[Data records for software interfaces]
────────

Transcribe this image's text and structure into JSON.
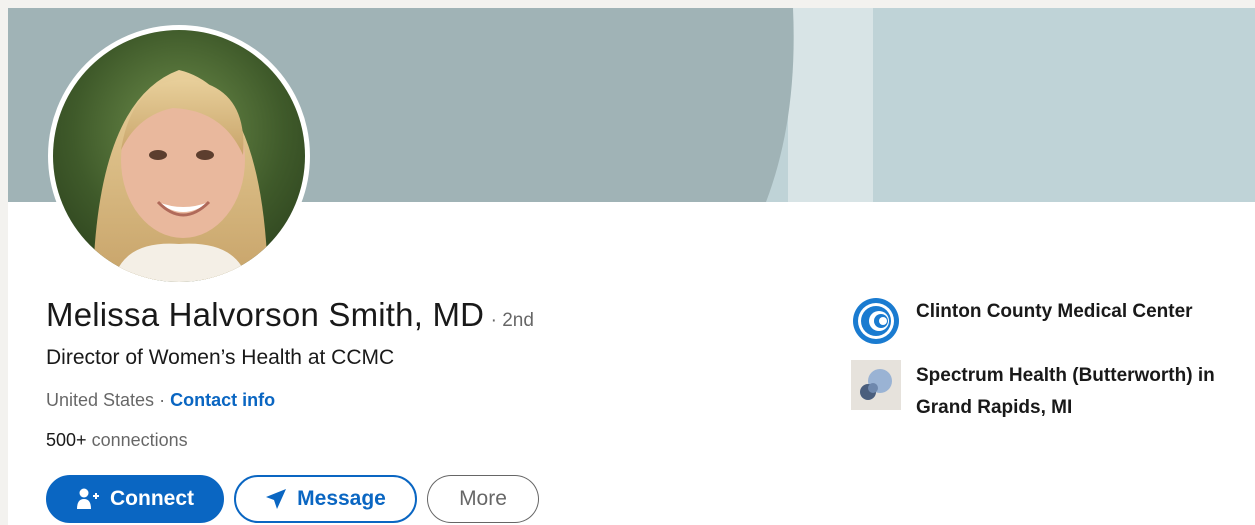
{
  "profile": {
    "name": "Melissa Halvorson Smith, MD",
    "degree": "· 2nd",
    "headline": "Director of Women’s Health at CCMC",
    "location": "United States",
    "separator": "·",
    "contact_label": "Contact info",
    "connections_count": "500+",
    "connections_label": "connections"
  },
  "actions": {
    "connect_label": "Connect",
    "message_label": "Message",
    "more_label": "More"
  },
  "organizations": [
    {
      "name": "Clinton County Medical Center",
      "logo": "ccmc-logo-icon"
    },
    {
      "name": "Spectrum Health (Butterworth) in Grand Rapids, MI",
      "logo": "spectrum-logo-icon"
    }
  ],
  "colors": {
    "brand_blue": "#0a66c2",
    "banner_dark": "#a0b3b6",
    "banner_light": "#bfd3d7",
    "banner_stripe": "#d8e4e6"
  }
}
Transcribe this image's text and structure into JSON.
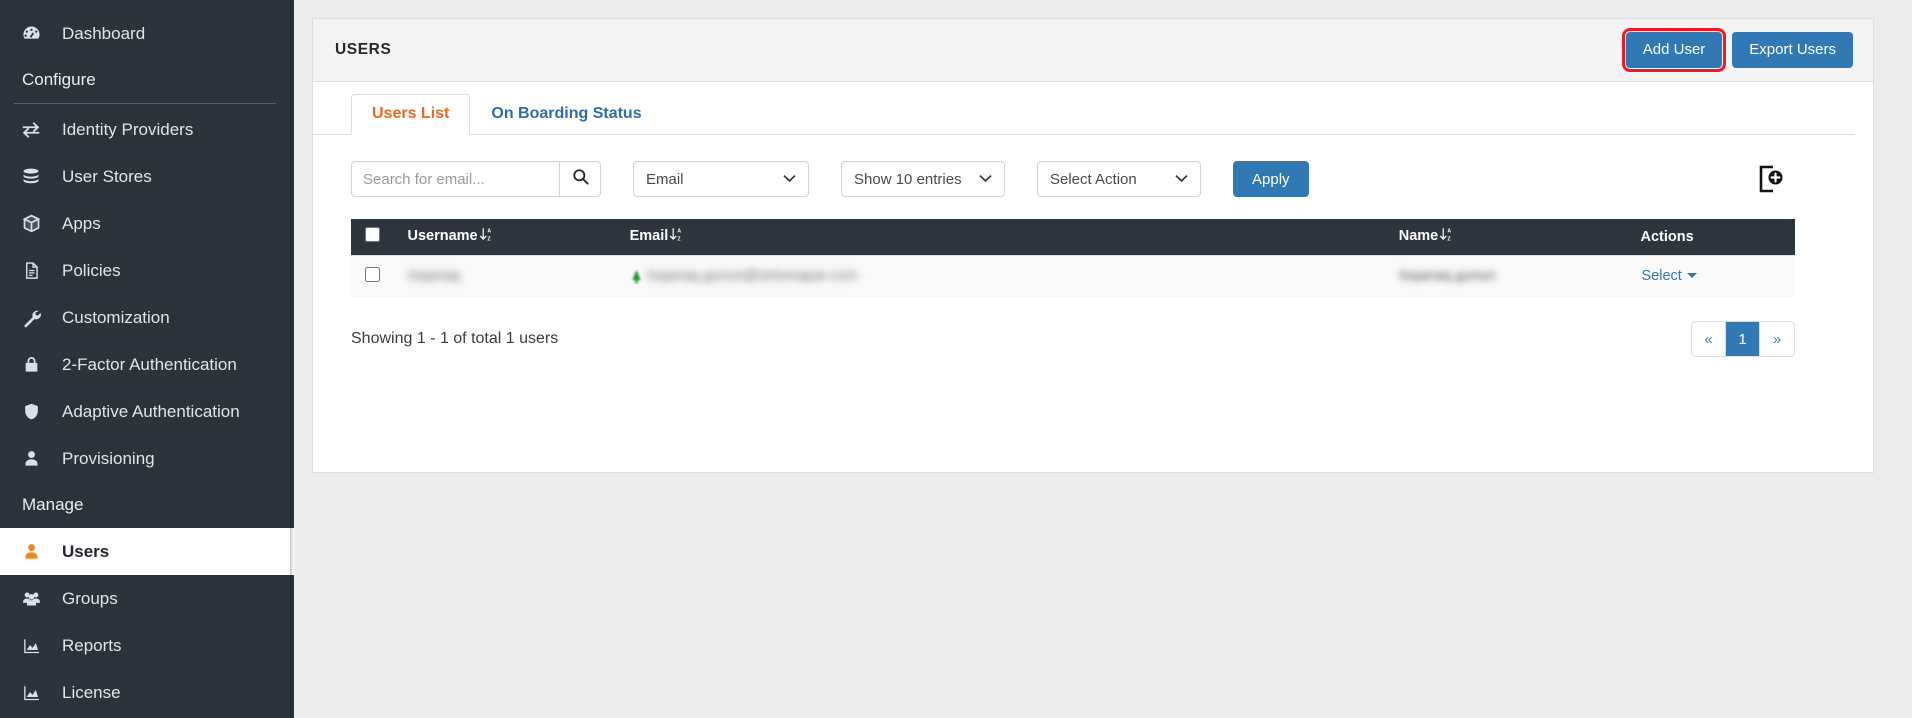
{
  "sidebar": {
    "items": [
      {
        "label": "Dashboard",
        "icon": "dashboard-icon",
        "type": "item",
        "active": false
      },
      {
        "label": "Configure",
        "icon": "",
        "type": "section"
      },
      {
        "label": "Identity Providers",
        "icon": "identity-providers-icon",
        "type": "item",
        "active": false
      },
      {
        "label": "User Stores",
        "icon": "database-icon",
        "type": "item",
        "active": false
      },
      {
        "label": "Apps",
        "icon": "cube-icon",
        "type": "item",
        "active": false
      },
      {
        "label": "Policies",
        "icon": "document-icon",
        "type": "item",
        "active": false
      },
      {
        "label": "Customization",
        "icon": "wrench-icon",
        "type": "item",
        "active": false
      },
      {
        "label": "2-Factor Authentication",
        "icon": "lock-icon",
        "type": "item",
        "active": false
      },
      {
        "label": "Adaptive Authentication",
        "icon": "shield-icon",
        "type": "item",
        "active": false
      },
      {
        "label": "Provisioning",
        "icon": "user-icon",
        "type": "item",
        "active": false
      },
      {
        "label": "Manage",
        "icon": "",
        "type": "section"
      },
      {
        "label": "Users",
        "icon": "user-icon",
        "type": "item",
        "active": true
      },
      {
        "label": "Groups",
        "icon": "users-group-icon",
        "type": "item",
        "active": false
      },
      {
        "label": "Reports",
        "icon": "chart-icon",
        "type": "item",
        "active": false
      },
      {
        "label": "License",
        "icon": "chart-icon",
        "type": "item",
        "active": false
      }
    ]
  },
  "card": {
    "title": "USERS",
    "add_user_label": "Add User",
    "export_users_label": "Export Users",
    "highlight_color": "#ee1b24",
    "primary_color": "#3079b5"
  },
  "tabs": [
    {
      "label": "Users List",
      "active": true
    },
    {
      "label": "On Boarding Status",
      "active": false
    }
  ],
  "toolbar": {
    "search_placeholder": "Search for email...",
    "search_value": "",
    "search_icon": "search-icon",
    "filter_field": "Email",
    "entries_select": "Show 10 entries",
    "action_select": "Select Action",
    "apply_label": "Apply",
    "import_icon": "import-user-icon"
  },
  "table": {
    "columns": [
      {
        "key": "check",
        "label": ""
      },
      {
        "key": "username",
        "label": "Username",
        "sortable": true
      },
      {
        "key": "email",
        "label": "Email",
        "sortable": true
      },
      {
        "key": "name",
        "label": "Name",
        "sortable": true
      },
      {
        "key": "actions",
        "label": "Actions",
        "sortable": false
      }
    ],
    "rows": [
      {
        "username": "loqanaq",
        "email": "loqanaq.gunun@sirtomapar.com",
        "name": "loqanaq.gunun",
        "action_label": "Select",
        "blurred": true
      }
    ]
  },
  "footer": {
    "showing_text": "Showing 1 - 1 of total 1 users",
    "pagination": [
      {
        "label": "«",
        "active": false
      },
      {
        "label": "1",
        "active": true
      },
      {
        "label": "»",
        "active": false
      }
    ]
  }
}
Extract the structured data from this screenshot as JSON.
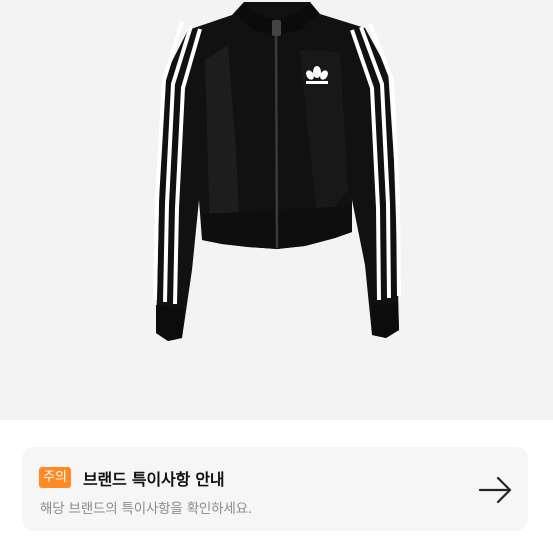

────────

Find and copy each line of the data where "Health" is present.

    "headline": "Director of Women’s Health at CCMC",
      "name": "Spectrum Health (Butterworth) in Grand Rapids, MI",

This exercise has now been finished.